Sarah Silverman is arguably one of the most famous female comic working today. She’s a household name and can boast among her achievements an Emmy-nominated TV show, over two dozen film credits, and an instantly recognizable comic persona that’s entirely her own.
But she still gets no respect, at least not from Variety TV columnist Brian Lowry, who wrote an embarrassing “review” of Silverman’s latest HBO special, We Are Miracles. Lowry spent two sentences on the special, i.e., the thing he was actually supposed to write about, calling it “disarmingly funny right before veering into bad-taste territory,” and then devoted the rest of his piece concern-trolling the comedienne’s supposed lack of mainstream success despite her attractiveness. The culprit, he decides, is Silverman’s “determin[ation] to prove she can be as dirty and distasteful as the boys.” Lowry doesn’t fault one of his favorites, Louis C.K., for telling jokes about how the frosting on Cinnabon pastries remind him of semen, but he writes that Silverman “can and should do more.” It’s hard to think of a more blatant example of double standards.
Lowry’s piece gets two things wrong. First, that Silverman’s career may not be as lucrative as, say, the seemingly neutered Steve Carrell’s is, but she’s a superstar in the comedy world. (Believe it or not, films and TV aren’t everything.) A kind of mea-culpa interview with Silverman that appeared on Variety‘s site today finds her explaining her perfectly logical, personal fulfillment-oriented professional path:
Silverman says because she keeps her overhead low, she doesn’t really do anything that she doesn’t want to — except be on the road, which she loves while she’s onstage but otherwise can leave her lonely and homesick. (She says she travels “less than I should, more than I want.”) But her approach is just to follow her career wherever it goes, knowing that as long she keeps writing, she’ll always have a destination.

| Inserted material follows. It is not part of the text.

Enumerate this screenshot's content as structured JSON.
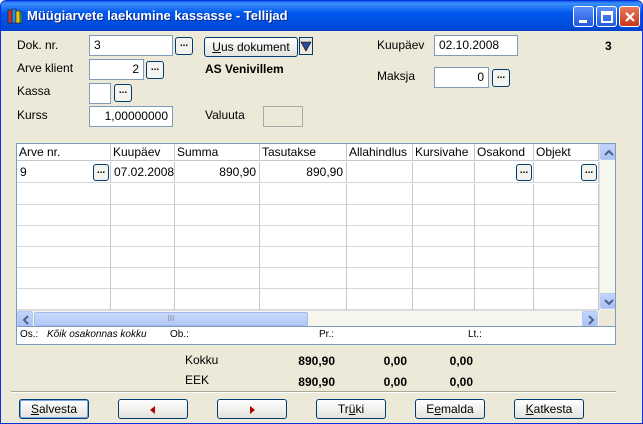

The second is Lowry’s out-of-touch assumption that raunchy female comics aren’t popular. Sure, there might be some male viewers like Lowry who think women should behave like ladies or be cuddly and nonthreatening like Ellen Degeneres. (That’s no knock on Degeneres, who is hilarious in her own right.) But has he asked any female audiences, who — surprise! — also like to laugh? Dirty jokes might, in fact, be the golden ticket to sustaining a long and successful show. The Whitney Cummings co-created 2 Broke Girls, based on the comedienne’s difficult life, is a ratings winner. Chelsea Handler’s talk show, E!’s Chelsea Lately, is going strong in its seventh season. And no one’s ever accused Jon Stewart of being a failure because he just has a measly basic-cable show. And what does Lowry think the women on Sex and the City, a genuine cultural phenomenon, sat around and talked about?